If you’re interested in how we got here, my oral argument is available for viewing.


Immigrant.jpgDue Process comes at a price. According to Patrick Fox, in a recent article in the Atlanta Journal-Constitution, it is expensive to provide interpreters for non-English-speaking defendants. In 2009, Gwinnett County paid $539,803 to provide interpreters. With a more diverse population comes an increased need for interpreters. Judge Davis of the Superior Court of Gwinnett County, estimates that interpreters have been provided in over 42 languages in 2009.


The Rosetta Stone Comment

Of course, it appears that the Constitution of the United States is being lost in translation to those responsible for funding court systems. One city council member said that he wishes that he had gotten the Rosetta Stone software because he believes the court interpreting is a “sweet gig.” Being a certified court interpreter is hard work, requiring proficiency in two languages, knowledge of the court system, and the ability to multi-task in a challenging often high stress environment. Buying some software from a kiosk at the mall probably won’t make you a certified court interpreter, but it might get you “close enough for government work” in some Georgia Courts, even if you are the arresting officer, a probation officer, or a co-defendant.

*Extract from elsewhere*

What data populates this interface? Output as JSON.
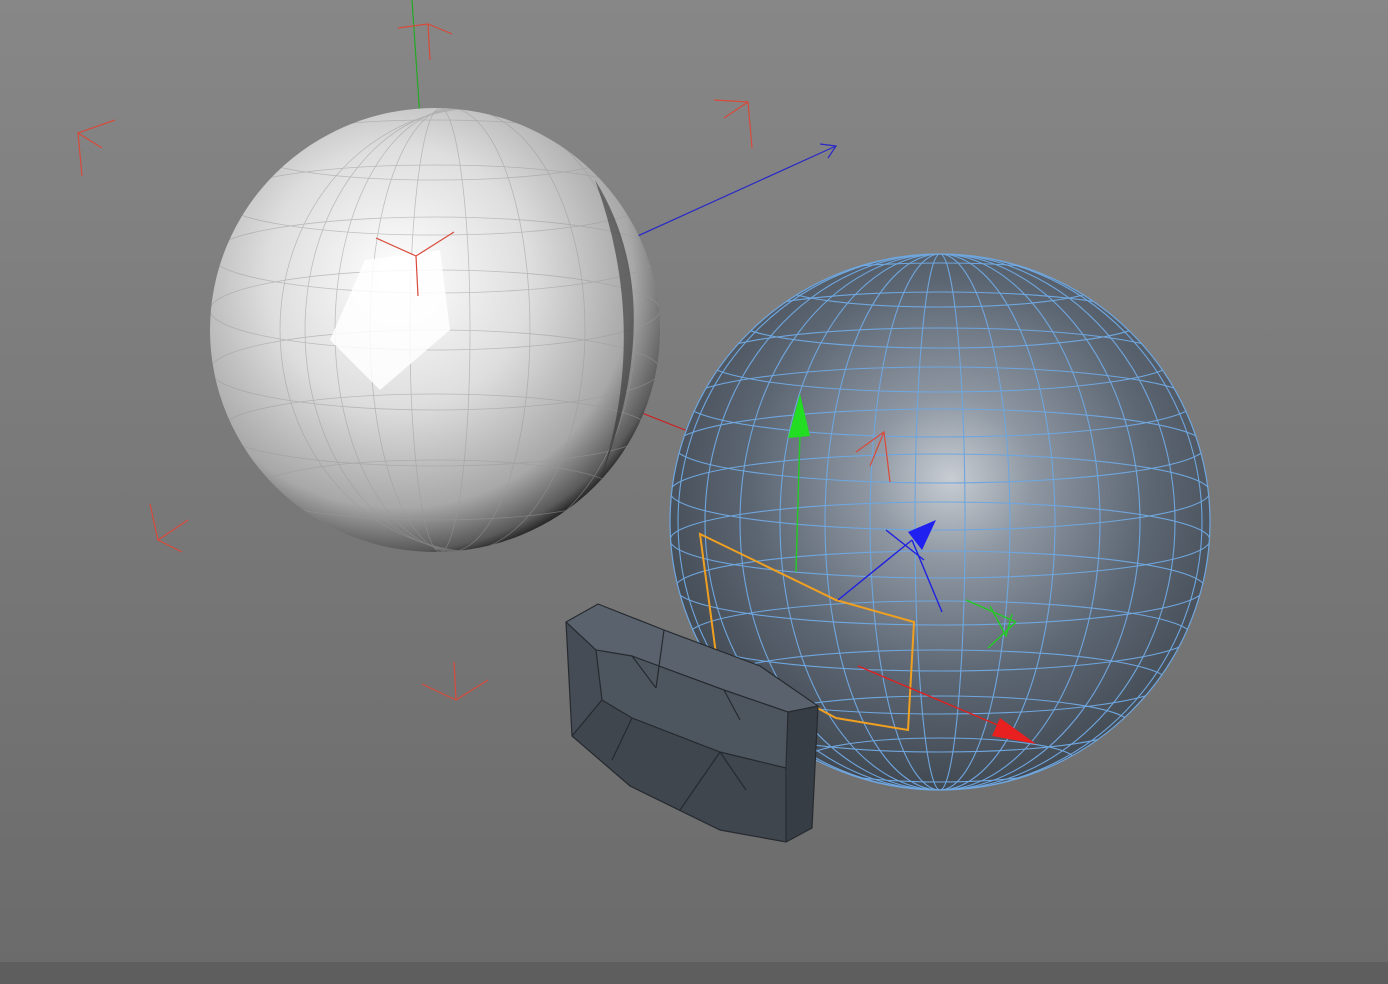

Continue Reading Local Politicians are Criticizing the High Costs of Interpreters